October 13-18 is National Aging in Place Week and two of Houston’s most respected and long-standing non-profit organizations which support the elderly are teaming up to celebrate.
Meals on Wheels and Rebuilding Together, thanks to a seed grant from ExxonMobil Corporation, are joining forces to help low-income seniors in Houston remain in their homes and, thus, “age in place.” The pilot project of this unique collaboration of caring culminates on October 18 when Rebuilding Together volunteers will begin making repairs to the home of Ms. Dorothy Rainey, a long-time resident on Houston’s northeast side.
“The benefits of aging in place transcend the individuals who comprise our ever-growing senior population,” says Jim Soller, executive director of Rebuilding Together in Houston. “As we like to say, ‘There’s no place like home,’ particularly when it comes to restoring hope and dignity to our elderly neighbors. But the value of enabling seniors to age in place also positively impacts the emotional health of extended families of the homeowner, the local communities where these families live and, in a real sense, our city as a whole, rekindling neighborhood pride and reducing the cost of institutional care for the aged.”
While Rebuilding Together provides no-cost home repair to low-income senior homeowners in need, Meals on Wheels, a program of the Interfaith Ministries of Greater Houston, serves warm and nutritious lunches to the elderly. A Meals on Wheels delivery driver first noticed the state of Mrs. Rainey’s home, which suffered extensive roof damage during Hurricane Ike six years ago.
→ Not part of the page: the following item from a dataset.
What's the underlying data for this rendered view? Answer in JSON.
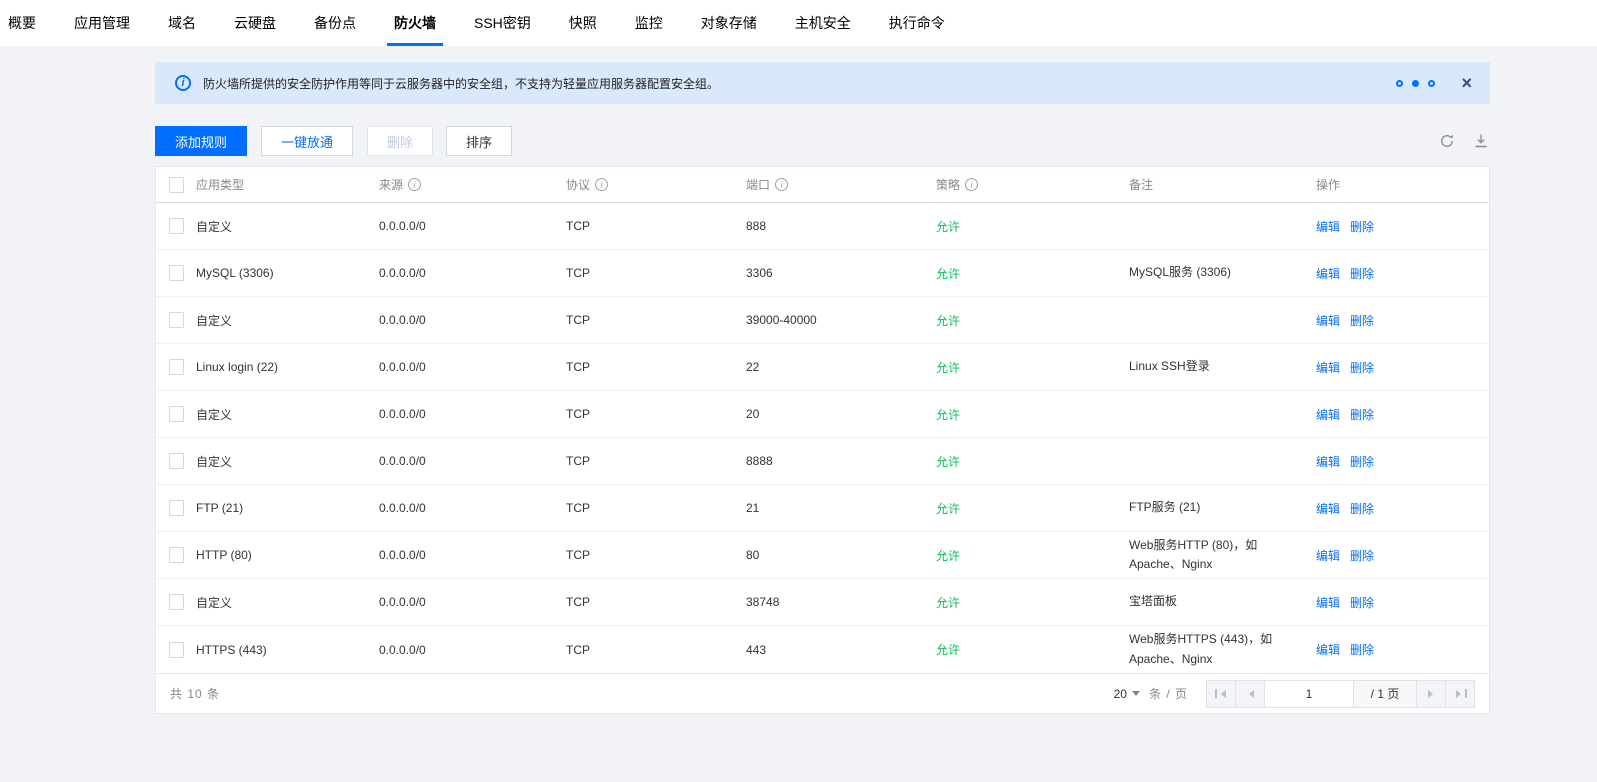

Confined to a wheelchair and on a fixed income, Mrs. Rainey was unable to find assistance, until Meals on Wheels placed her in contact with Rebuilding Together.
“Meals on Wheels is very important to our seniors,” says Andrea Fineman, communications manager at Interfaith Ministries. “Not only do we provide a home-cooked meal to those who might go hungry, but also we want to ensure that our clients can maintain their independence for as long as possible.”
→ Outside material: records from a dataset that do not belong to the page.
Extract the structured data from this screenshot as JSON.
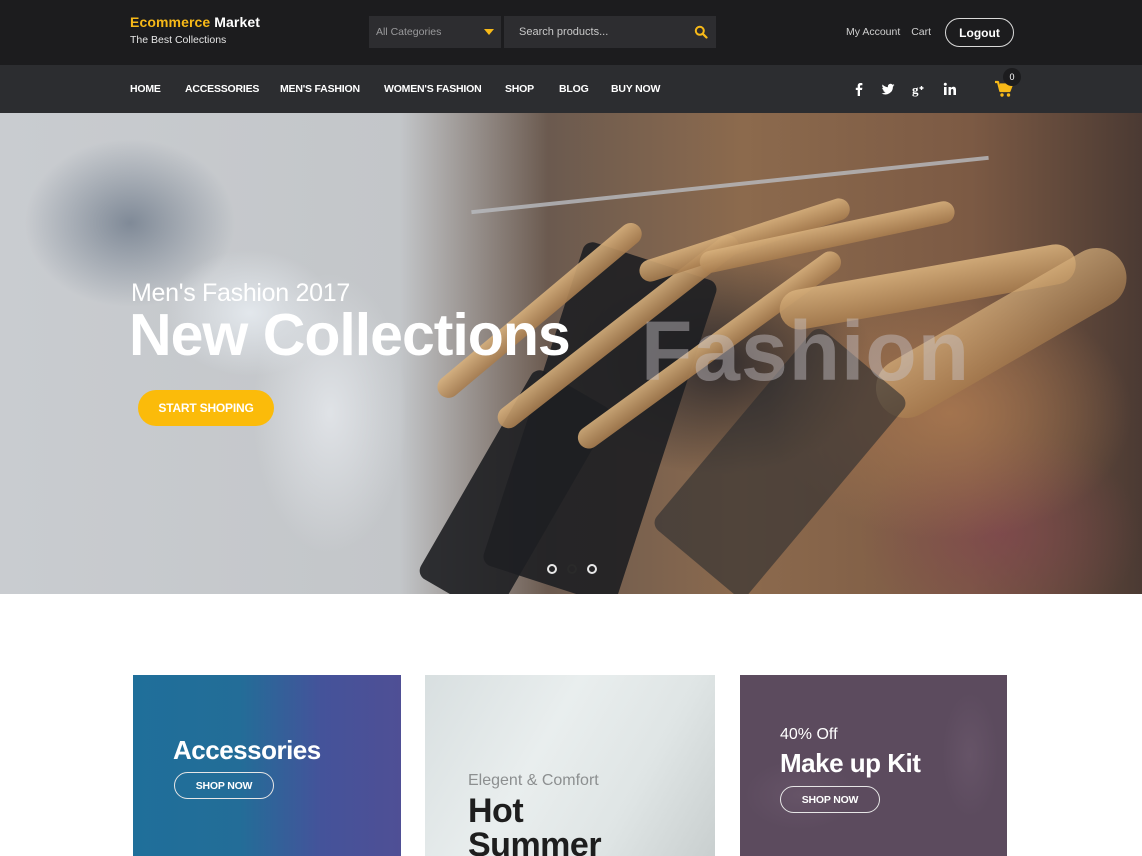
{
  "brand": {
    "title_accent": "Ecommerce",
    "title_rest": "Market",
    "tagline": "The Best Collections",
    "accent_color": "#f7b918"
  },
  "header": {
    "category_select": {
      "selected": "All Categories"
    },
    "search": {
      "placeholder": "Search products...",
      "icon": "search-icon"
    },
    "account_link": "My Account",
    "cart_link": "Cart",
    "logout_label": "Logout"
  },
  "nav": {
    "items": [
      {
        "label": "HOME"
      },
      {
        "label": "ACCESSORIES"
      },
      {
        "label": "MEN'S FASHION"
      },
      {
        "label": "WOMEN'S FASHION"
      },
      {
        "label": "SHOP"
      },
      {
        "label": "BLOG"
      },
      {
        "label": "BUY NOW"
      }
    ],
    "social": [
      {
        "name": "facebook-icon",
        "glyph": "f"
      },
      {
        "name": "twitter-icon",
        "glyph": "t"
      },
      {
        "name": "google-plus-icon",
        "glyph": "g+"
      },
      {
        "name": "linkedin-icon",
        "glyph": "in"
      }
    ],
    "cart_count": "0"
  },
  "hero": {
    "subtitle": "Men's Fashion 2017",
    "title": "New Collections",
    "watermark": "Fashion",
    "cta_label": "START SHOPING",
    "cta_color": "#fbbb0a",
    "slides_total": 3,
    "active_slide": 2
  },
  "promos": [
    {
      "title": "Accessories",
      "button": "SHOP NOW"
    },
    {
      "kicker": "Elegent & Comfort",
      "title_line1": "Hot",
      "title_line2": "Summer"
    },
    {
      "kicker": "40% Off",
      "title": "Make up Kit",
      "button": "SHOP NOW"
    }
  ]
}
With roof and internal repairs already completed, Mrs. Rainey eagerly awaits an experienced Rebuilding Together volunteer crew, made up of ExxonMobil employees, to put the finishing touches on the renovations to her home of some 46 years.
“The help of others means so much to me,” says Mrs. Rainey. “I’m so thankful there are people in this world who are able to help us, we that sometimes can’t help ourselves.
The ExxonMobil volunteer crew will begin putting the finishing touches on the Rainey home at 8:30 a.m. Saturday, October 18. They’re expected to complete their work sometime the afternoon of Saturday, October 25, at which time Dorothy Rainey’s home will have a new lease on life.
“I intend to walk again someday,” Ms. Rainey, 65, says. She suffered a stroke as a young adult, broke her hip in a car accident a decade later, and after suffering three broken toes in a fall some five years ago, has remained confined to her wheelchair.
Yet, she considers herself blessed and remains hopeful.
“This house means the world to me because it’s where I’ve raised my children and helped raise my children’s children,” says Ms. Rainey. “If my house can be almost like brand-new again, I have no doubt I can be, too.”